* Asian emerging market stocks up over 11 pct from Dec. 23
* Cyclical stocks boosted by inflation expectations, global
* Taiwan, S.Korea which have led equity flows in emerging
* Indonesia, Philippines hurt most by investment outflows
SINGAPORE, March 7 (Reuters) - The initial reaction of Asian
stock investors to Donald Trump's election victory was clear:
sell, on worries his protectionist trade rhetoric could hurt the
region's export economies.
Long-term investors have since started to trade on Trump's
promises of tax cuts and higher infrastructure spending that
will stimulate U.S. growth and pull the world economy along, or
the reflation play.
Asian emerging stocks have risen more than
11 percent from a Dec. 23 low, above November's pre-Nov. 8
election levels though they have come off their highs on
prospects of an imminent U.S. interest rate hike.
"You can buy cyclical stocks in Asia and benefit from the
reflation trade," said Sat Duhra, an Asia fund manager at
Henderson Global Investors. "You don't have to buy exporters and
be exposed to the vagaries of U.S. policy."
The rally in Asian shares has been led by cyclical sectors,
such as consumer-related companies, which typically thrive in
times of economic strength.
Materials stocks, for example, are up 15
percent from post-election lows, while utilities
have risen less than 9 percent.
DEFLATION TO INFLATION
Investors are more confident governments can boost growth
via fiscal policies and that inflation is picking up after a
long period of highly stimulative global monetary policies.
"What has started to change, which is giving people faith,
is that global growth is starting to spread," said Josh Crabb,
head of Asian equities at Old Mutual Global Investors.
"Asia is still very cheap, and people are buying into
markets like Taiwan and South Korea because they see them as
global growth trades."
Old Mutual's sterling-denominated Asia-Pacific fund, whose
biggest holdings include South Korea's Samsung Electronics
, Hong Kong-based Tencent Holdings and
Taiwan Semiconductor Manufacturing Co, returned 6.2
percent in January, compared with the benchmark's 3.9 percent.
Signs are that manufacturing, consumer demand and inflation
are picking up across Asia.
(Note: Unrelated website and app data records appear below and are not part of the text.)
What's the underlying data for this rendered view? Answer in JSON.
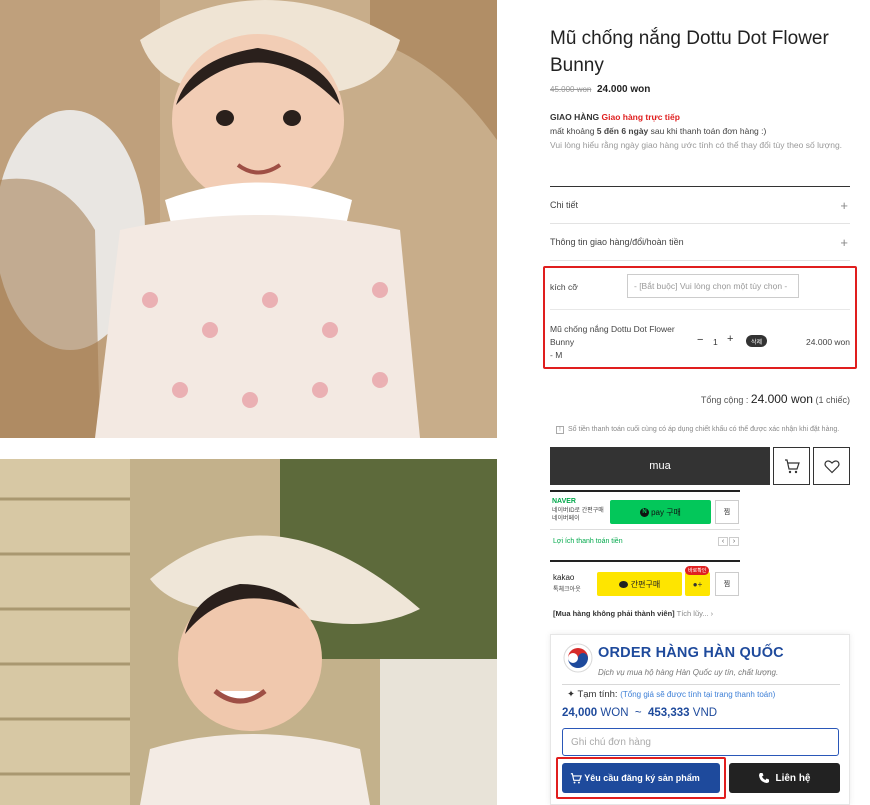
{
  "product": {
    "title": "Mũ chống nắng Dottu Dot Flower Bunny",
    "old_price": "45.000 won",
    "price": "24.000 won"
  },
  "shipping": {
    "label": "GIAO HÀNG",
    "method": "Giao hàng trực tiếp",
    "time_prefix": "mất khoảng ",
    "time_value": "5 đến 6 ngày",
    "time_suffix": " sau khi thanh toán đơn hàng :)",
    "note": "Vui lòng hiểu rằng ngày giao hàng ước tính có thể thay đổi tùy theo số lượng."
  },
  "accordion": [
    {
      "label": "Chi tiết",
      "icon": "plus-icon"
    },
    {
      "label": "Thông tin giao hàng/đổi/hoàn tiền",
      "icon": "plus-icon"
    }
  ],
  "options": {
    "size_label": "kích cỡ",
    "size_placeholder": "- [Bắt buộc] Vui lòng chọn một tùy chọn -",
    "selected_name": "Mũ chống nắng Dottu Dot Flower Bunny",
    "selected_variant": "- M",
    "qty_minus": "−",
    "qty": "1",
    "qty_plus": "+",
    "delete_label": "삭제",
    "selected_price": "24.000 won"
  },
  "total": {
    "label": "Tổng cộng :",
    "amount": "24.000 won",
    "count": "(1 chiếc)"
  },
  "notice": "Số tiền thanh toán cuối cùng có áp dụng chiết khấu có thể được xác nhận khi đặt hàng.",
  "actions": {
    "buy_label": "mua",
    "cart_icon": "cart-icon",
    "wishlist_icon": "heart-icon"
  },
  "naver": {
    "brand": "NAVER",
    "sub": "네이버ID로 간편구매 네이버페이",
    "pay_label": "pay 구매",
    "zzim_label": "찜",
    "benefit": "Lợi ích thanh toán tiền"
  },
  "kakao": {
    "brand": "kakao",
    "sub": "톡체크아웃",
    "buy_label": "간편구매",
    "badge": "바로확인",
    "zzim_label": "찜"
  },
  "member_note": {
    "bold": "[Mua hàng không phải thành viên]",
    "rest": "Tích lũy..."
  },
  "order_panel": {
    "title": "ORDER HÀNG HÀN QUỐC",
    "subtitle": "Dịch vụ mua hộ hàng Hàn Quốc uy tín, chất lượng.",
    "estimate_label": "Tạm tính:",
    "estimate_hint": "(Tổng giá sẽ được tính tại trang thanh toán)",
    "won_value": "24,000",
    "won_unit": "WON",
    "separator": "~",
    "vnd_value": "453,333",
    "vnd_unit": "VND",
    "note_placeholder": "Ghi chú đơn hàng",
    "request_label": "Yêu cầu đăng ký sản phẩm",
    "contact_label": "Liên hệ"
  },
  "colors": {
    "highlight_red": "#e01e1e",
    "brand_blue": "#1e4a9c",
    "naver_green": "#03c75a",
    "kakao_yellow": "#fee500"
  }
}
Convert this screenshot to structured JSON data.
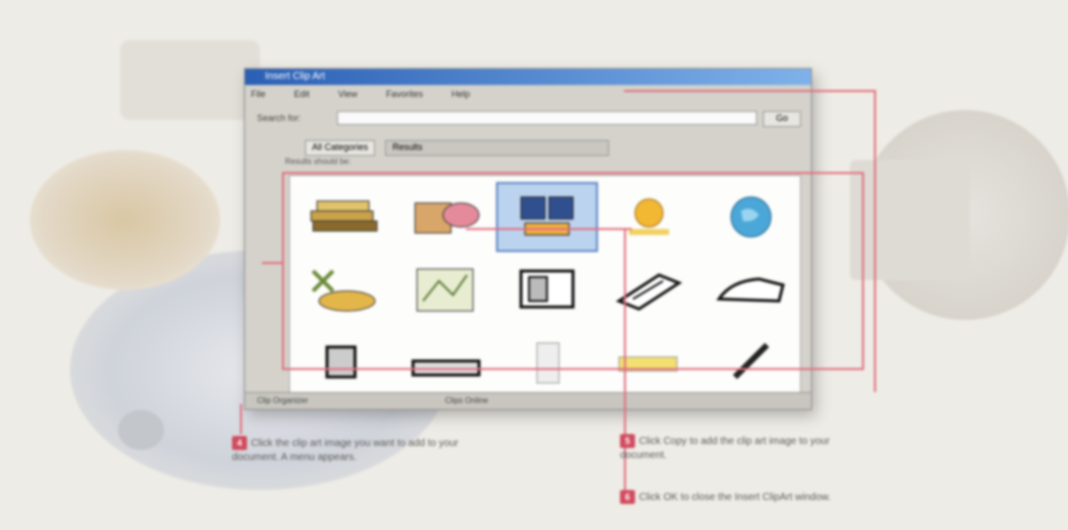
{
  "window": {
    "title": "Insert Clip Art",
    "menu": [
      "File",
      "Edit",
      "View",
      "Favorites",
      "Help"
    ],
    "search_label": "Search for:",
    "search_value": "",
    "go_label": "Go",
    "tabs": [
      "All Categories",
      "Results"
    ],
    "results_label": "Results should be:",
    "status_left": "Clip Organizer",
    "status_right": "Clips Online"
  },
  "clip_thumbs": [
    "books-clip",
    "globe-clip",
    "monitor-clip",
    "sun-clip",
    "earth-clip",
    "papers-clip",
    "map-clip",
    "computer-clip",
    "stapler-clip",
    "shoe-clip",
    "printer-clip",
    "scanner-clip",
    "folder-clip",
    "pencil-clip",
    "pen-clip"
  ],
  "steps": {
    "step1": {
      "number": "4",
      "text": "Click the clip art image you want to add to your document. A menu appears."
    },
    "step2": {
      "number": "5",
      "text": "Click Copy to add the clip art image to your document."
    },
    "step3": {
      "number": "6",
      "text": "Click OK to close the Insert ClipArt window."
    }
  },
  "colors": {
    "accent": "#e06e7e",
    "titlebar": "#2a5fb4",
    "badge": "#d14a5d"
  }
}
The World Bank has also forecast 2.7
percent global growth this year, from 2.3 percent in 2016.
Taiwan and South Korea - which have led equity flows into
Asian emerging markets this year - could be vulnerable to U.S.
trade protectionism, but Henderson's Duhra said larger firms
such as Samsung and TSMC are "so far up the value chain that
they're not just commoditised tech companies."
With more of such companies and stronger current account
positions, North Asian markets are a better bet than Southeast
Asia, he said.
A more stable Chinese economy has also helped emerging Asia.
"The interaction of the Chinese economy with the rest of the
Asian economies is now extremely close," said Mark Wills, Asia
Pacific managing director of State Street Global Advisors, whose
emerging Asia equity fund returned a net 7.5 percent in dollar
terms in January compared with the benchmark's 5.9 percent.
"Markets are basking in the China growth story and have
discounted, for now, trade war threats."
Still, others are cautious.
Credit Suisse has downgraded Asian stocks to neutral,
warning that despite the region's positives the risk of
protectionism and a stronger dollar remain concerns.
Indonesia, with a widening current account deficit, and the
Philippines, with a worsening trade deficit, have seen the
biggest outflows this year.
Deutsche Bank Wealth Management Asia-Pacific chief
investment officer Tuan Huynh has reduced the region to a small
underweight from neutral, as it has exceeded its 12-month
target, but recommended buying on dips.
(Editing by Jacqueline Wong)